INDIA’S P V Sindhu’s demolition of Japan’s Nozomi Okuhara in the World Championship final was “perfect execution” of a strategy which included putting a halt to the Indian ace’s tendency to be repetitive, says the country’s foreign badminton coach Kim Ji Hyun.

Kim, a former South Korea international and coach, sat by the courtside as Sindhu thrashed 2017 champion Okuhara 21-7 21-7 in one of the most lop-sided finals in the history of the tournament to lift her maiden World Championships title in a third straight attempt.

“Perfect execution! I was so happy (with) how she played!” Kim, who joined the Indian coaching set-up in March this year, was quoted as saying by Badminton World Federation (BWF).

“I mean, yeah! That’s the way I play when I play against her. I feel over the moon because we did it!”

Kim, who changed her name to Ji Hyun Marr, but is better known worldwide by her maiden name, was handed the responsibility to sharpen the skills of former world No.2 Sindhu with the World Championships and Olympics in mind.

“I got the job offer and I decided to go. Five months later, we’ve got a world champion in Sindhu!,” said Kim, who was among the coaches sacked last September by the Badminton Korea Association for the national team’s failure to win medals at the Jakarta Asian Games.

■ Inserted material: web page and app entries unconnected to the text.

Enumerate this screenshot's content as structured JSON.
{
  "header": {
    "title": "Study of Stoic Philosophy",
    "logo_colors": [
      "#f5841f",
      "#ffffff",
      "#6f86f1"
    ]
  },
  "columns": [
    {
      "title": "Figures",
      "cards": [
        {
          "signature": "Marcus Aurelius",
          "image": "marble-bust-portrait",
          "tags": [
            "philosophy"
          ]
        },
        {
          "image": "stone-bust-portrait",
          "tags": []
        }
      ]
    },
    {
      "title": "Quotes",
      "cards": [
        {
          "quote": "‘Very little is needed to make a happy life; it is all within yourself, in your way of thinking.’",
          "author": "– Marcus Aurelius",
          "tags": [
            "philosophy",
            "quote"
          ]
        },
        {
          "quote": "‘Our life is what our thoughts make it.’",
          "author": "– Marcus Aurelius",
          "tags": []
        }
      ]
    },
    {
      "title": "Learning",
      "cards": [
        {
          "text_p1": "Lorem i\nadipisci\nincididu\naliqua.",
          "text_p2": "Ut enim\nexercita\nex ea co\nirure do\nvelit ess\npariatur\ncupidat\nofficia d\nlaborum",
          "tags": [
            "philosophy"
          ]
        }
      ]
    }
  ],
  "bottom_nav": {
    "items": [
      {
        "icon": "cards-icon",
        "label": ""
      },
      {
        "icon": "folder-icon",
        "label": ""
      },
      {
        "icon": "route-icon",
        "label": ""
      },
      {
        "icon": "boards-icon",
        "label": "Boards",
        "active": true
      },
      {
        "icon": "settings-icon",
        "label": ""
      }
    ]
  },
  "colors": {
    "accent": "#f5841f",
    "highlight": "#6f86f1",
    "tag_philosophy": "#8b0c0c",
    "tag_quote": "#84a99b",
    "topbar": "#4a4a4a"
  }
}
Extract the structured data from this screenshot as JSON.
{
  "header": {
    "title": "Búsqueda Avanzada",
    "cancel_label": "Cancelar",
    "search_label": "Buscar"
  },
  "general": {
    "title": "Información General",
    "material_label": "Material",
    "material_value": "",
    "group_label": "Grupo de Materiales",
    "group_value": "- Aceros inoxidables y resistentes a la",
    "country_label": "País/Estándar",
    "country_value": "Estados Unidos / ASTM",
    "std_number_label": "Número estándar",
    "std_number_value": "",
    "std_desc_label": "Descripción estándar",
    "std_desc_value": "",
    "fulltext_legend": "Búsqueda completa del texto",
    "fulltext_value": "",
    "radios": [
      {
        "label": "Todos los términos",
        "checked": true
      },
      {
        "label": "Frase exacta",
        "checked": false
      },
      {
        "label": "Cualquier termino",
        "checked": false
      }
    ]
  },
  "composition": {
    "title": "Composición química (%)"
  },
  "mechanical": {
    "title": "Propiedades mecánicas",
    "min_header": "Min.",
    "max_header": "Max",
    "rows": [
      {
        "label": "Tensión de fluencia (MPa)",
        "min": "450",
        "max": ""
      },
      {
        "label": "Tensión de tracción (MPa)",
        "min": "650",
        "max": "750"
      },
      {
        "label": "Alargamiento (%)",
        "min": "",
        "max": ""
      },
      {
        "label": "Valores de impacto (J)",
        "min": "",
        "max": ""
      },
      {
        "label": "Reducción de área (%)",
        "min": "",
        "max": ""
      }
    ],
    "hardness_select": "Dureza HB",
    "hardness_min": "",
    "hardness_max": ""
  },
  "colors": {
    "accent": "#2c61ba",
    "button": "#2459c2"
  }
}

“She had more individual training. We worked on her net skills and deception for hours. Everyone knows she’s a great player but she was doing the same things over and over in matches,” said Kim, who is in the 20th year of her coaching career.

“To change your ways, you have to see them. I video-taped her and then I stopped the rally and asked her which shot she’s going to hit,” explained Kim, adding that they also worked on her “anticipation and being ready for the follow-up shot”.

Sindhu, who had undergone rigorous training under Kim ahead of the World Championships, heaped praise on her Korean coach.

“It has been good. I am happy with my performance. With Kim, I have a good communication,” Sindhu said.

“She pointed out a few mistakes that I was doing at the net, and overall, so I had to improve on that aspect. Her mindset and thinking is different and she motivates me a lot.
“Every coach has a different approach and I got used to her quickly. She joined after All England, so it took some time to get used to her way. Now we understand each other well.”